◆ **Data supplied**
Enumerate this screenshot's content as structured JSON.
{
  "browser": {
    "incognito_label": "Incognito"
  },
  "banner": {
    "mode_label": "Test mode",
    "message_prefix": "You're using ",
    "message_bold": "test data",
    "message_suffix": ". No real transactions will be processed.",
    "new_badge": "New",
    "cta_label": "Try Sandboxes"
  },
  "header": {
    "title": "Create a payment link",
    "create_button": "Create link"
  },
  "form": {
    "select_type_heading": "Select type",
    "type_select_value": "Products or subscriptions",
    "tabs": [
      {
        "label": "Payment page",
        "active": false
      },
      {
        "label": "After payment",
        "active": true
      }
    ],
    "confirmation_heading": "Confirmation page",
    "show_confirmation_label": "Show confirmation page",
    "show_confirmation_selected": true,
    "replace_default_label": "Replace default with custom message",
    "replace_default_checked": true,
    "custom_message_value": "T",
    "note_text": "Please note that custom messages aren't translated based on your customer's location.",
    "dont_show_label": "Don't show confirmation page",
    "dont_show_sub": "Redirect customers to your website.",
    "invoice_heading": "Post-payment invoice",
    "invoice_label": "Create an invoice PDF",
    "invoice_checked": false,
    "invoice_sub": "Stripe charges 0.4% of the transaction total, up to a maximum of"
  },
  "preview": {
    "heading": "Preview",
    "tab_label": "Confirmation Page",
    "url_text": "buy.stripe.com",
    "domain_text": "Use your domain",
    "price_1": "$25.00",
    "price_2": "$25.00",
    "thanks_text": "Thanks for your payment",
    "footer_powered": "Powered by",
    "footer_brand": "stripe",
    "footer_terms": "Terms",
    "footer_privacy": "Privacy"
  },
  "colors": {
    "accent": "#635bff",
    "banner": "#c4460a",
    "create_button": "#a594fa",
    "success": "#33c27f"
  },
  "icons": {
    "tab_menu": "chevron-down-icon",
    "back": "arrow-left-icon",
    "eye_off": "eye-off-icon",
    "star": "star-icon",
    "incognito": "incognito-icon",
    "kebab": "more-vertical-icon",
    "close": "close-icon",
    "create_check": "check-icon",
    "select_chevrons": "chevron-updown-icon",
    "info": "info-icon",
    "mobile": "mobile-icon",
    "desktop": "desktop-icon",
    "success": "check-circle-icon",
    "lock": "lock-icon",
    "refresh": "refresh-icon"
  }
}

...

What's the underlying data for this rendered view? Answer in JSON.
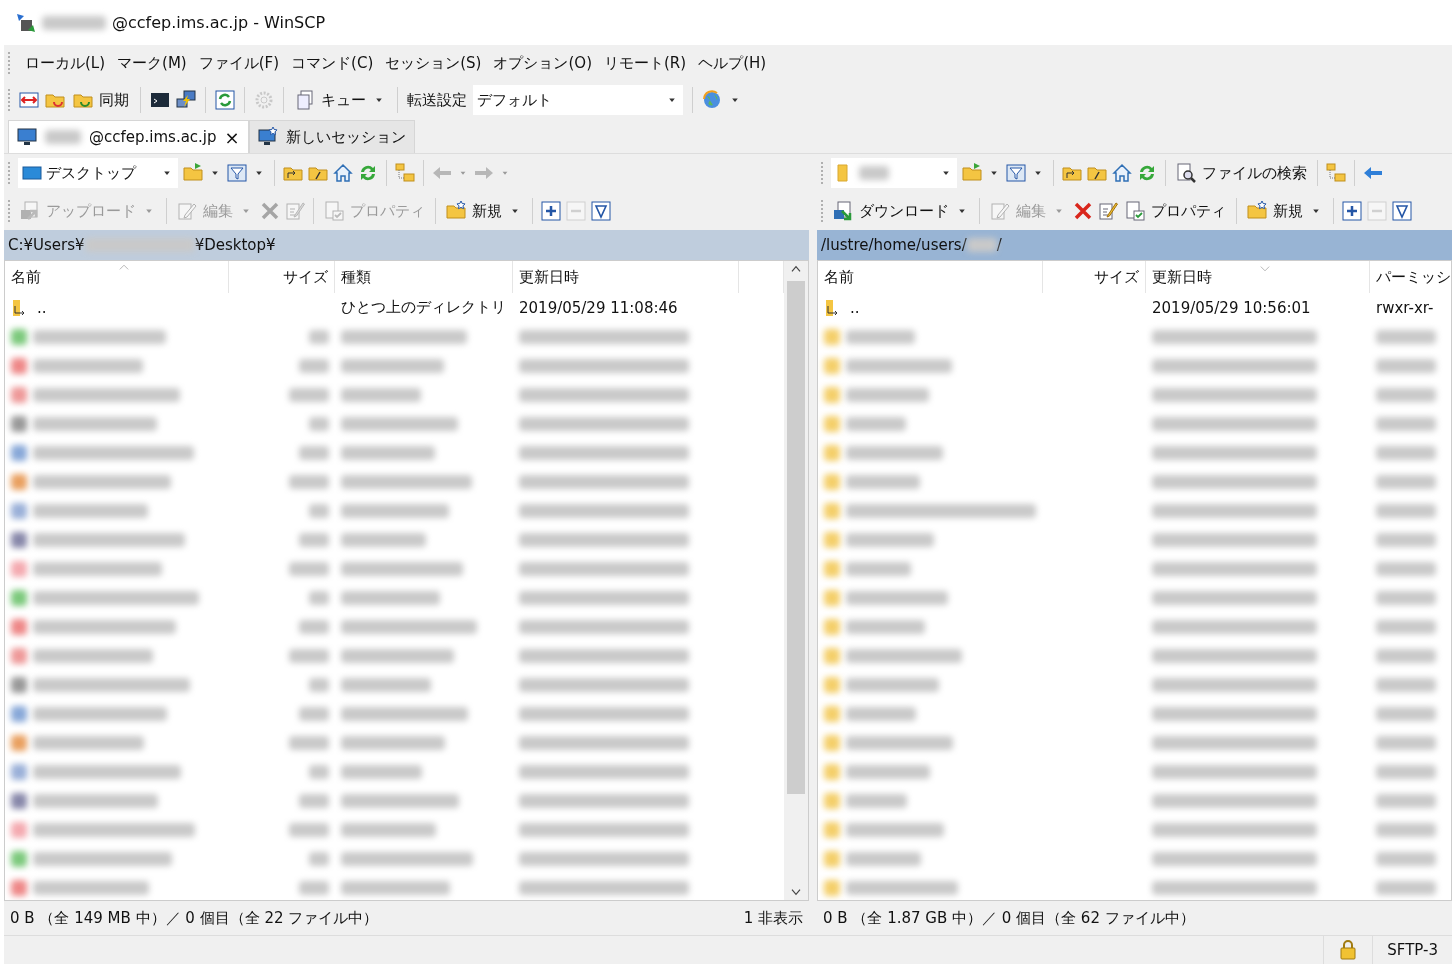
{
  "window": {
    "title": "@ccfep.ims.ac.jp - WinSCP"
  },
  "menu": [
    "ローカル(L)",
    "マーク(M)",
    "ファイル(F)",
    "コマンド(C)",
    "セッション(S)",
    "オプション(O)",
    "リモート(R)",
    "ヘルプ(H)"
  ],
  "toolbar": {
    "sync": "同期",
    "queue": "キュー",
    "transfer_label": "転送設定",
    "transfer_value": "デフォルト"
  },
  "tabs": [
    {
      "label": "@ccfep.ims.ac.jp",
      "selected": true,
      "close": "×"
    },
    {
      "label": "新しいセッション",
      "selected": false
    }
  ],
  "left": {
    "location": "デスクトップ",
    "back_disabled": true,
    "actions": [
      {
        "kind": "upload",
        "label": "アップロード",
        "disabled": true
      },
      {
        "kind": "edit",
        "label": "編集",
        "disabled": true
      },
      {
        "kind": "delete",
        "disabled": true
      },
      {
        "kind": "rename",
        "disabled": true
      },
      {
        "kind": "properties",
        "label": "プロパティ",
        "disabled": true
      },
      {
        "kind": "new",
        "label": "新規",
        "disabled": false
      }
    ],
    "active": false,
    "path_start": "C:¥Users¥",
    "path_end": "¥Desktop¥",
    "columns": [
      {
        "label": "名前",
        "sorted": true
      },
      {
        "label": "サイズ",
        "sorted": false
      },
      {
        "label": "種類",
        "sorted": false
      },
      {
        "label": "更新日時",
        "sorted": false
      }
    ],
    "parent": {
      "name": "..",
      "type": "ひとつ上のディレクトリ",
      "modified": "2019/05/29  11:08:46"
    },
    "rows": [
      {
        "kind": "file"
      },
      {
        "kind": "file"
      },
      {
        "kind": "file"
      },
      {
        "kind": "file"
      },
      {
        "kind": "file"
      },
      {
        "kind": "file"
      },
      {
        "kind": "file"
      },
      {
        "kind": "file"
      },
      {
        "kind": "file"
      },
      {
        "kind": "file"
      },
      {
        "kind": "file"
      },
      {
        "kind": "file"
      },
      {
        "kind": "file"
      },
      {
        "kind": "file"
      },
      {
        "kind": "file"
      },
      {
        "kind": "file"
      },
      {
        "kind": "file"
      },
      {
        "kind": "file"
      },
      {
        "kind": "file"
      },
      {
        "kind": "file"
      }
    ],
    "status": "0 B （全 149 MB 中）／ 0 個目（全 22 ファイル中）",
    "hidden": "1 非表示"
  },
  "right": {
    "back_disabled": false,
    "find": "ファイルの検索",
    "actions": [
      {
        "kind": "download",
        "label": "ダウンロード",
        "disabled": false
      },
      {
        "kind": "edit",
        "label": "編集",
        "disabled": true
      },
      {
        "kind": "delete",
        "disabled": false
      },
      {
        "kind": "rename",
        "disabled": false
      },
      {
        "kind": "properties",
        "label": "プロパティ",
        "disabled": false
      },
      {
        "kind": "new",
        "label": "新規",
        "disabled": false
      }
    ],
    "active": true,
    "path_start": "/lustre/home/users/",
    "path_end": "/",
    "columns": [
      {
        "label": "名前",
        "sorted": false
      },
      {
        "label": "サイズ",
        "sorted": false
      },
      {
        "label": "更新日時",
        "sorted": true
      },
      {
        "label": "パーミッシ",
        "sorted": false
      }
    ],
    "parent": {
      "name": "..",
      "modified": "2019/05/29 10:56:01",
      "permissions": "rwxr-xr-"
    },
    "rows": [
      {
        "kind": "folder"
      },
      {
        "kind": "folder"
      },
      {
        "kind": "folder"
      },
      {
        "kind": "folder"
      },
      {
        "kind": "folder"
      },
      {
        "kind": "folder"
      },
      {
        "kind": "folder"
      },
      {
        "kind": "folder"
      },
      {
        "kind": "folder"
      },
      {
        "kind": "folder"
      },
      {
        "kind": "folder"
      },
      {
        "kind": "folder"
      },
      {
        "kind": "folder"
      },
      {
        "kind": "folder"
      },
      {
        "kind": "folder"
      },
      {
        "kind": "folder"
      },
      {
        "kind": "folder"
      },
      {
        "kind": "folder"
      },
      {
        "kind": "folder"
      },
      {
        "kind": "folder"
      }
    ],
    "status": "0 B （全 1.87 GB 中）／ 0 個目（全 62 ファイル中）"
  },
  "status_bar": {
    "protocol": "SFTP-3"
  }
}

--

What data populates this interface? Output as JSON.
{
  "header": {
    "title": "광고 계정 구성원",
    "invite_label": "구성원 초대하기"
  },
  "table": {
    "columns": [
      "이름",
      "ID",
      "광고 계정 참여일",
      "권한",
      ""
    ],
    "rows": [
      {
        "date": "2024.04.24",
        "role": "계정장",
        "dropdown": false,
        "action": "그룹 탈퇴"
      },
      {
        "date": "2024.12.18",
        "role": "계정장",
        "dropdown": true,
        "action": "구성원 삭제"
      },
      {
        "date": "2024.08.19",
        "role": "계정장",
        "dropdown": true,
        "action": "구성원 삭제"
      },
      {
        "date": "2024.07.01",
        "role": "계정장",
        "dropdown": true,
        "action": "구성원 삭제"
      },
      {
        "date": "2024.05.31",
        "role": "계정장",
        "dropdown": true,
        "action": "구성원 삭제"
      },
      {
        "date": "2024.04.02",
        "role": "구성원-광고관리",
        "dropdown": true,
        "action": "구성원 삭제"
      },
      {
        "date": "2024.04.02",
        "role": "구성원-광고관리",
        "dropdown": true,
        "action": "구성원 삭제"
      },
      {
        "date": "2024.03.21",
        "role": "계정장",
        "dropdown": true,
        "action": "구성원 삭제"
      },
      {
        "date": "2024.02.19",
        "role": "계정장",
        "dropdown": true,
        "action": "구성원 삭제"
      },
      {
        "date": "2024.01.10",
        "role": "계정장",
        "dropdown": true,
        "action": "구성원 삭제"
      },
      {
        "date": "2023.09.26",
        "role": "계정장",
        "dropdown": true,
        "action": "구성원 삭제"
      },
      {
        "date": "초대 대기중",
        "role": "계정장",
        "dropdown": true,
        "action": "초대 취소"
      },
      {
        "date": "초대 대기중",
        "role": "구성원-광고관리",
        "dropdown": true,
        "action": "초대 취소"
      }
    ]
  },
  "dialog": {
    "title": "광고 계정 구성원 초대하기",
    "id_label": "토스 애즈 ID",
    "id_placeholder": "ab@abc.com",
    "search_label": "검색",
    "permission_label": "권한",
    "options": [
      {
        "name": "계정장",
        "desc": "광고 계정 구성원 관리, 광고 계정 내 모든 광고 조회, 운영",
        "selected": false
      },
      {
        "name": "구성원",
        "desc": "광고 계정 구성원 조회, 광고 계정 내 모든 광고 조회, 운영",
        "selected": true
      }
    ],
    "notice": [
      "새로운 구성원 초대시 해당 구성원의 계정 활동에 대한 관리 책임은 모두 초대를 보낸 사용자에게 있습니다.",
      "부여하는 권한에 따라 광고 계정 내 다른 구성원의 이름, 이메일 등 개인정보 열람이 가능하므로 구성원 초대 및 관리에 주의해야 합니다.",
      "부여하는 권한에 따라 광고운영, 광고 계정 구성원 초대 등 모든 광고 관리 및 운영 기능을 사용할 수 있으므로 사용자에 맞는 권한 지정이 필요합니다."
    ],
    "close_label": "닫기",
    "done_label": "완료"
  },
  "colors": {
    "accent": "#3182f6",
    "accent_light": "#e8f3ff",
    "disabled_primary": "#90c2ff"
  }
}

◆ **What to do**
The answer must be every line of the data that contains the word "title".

◆ **Output of the task**
    "title": "Create a payment link",
    "title": "@ccfep.ims.ac.jp - WinSCP"
    "title": "광고 계정 구성원",
    "title": "광고 계정 구성원 초대하기",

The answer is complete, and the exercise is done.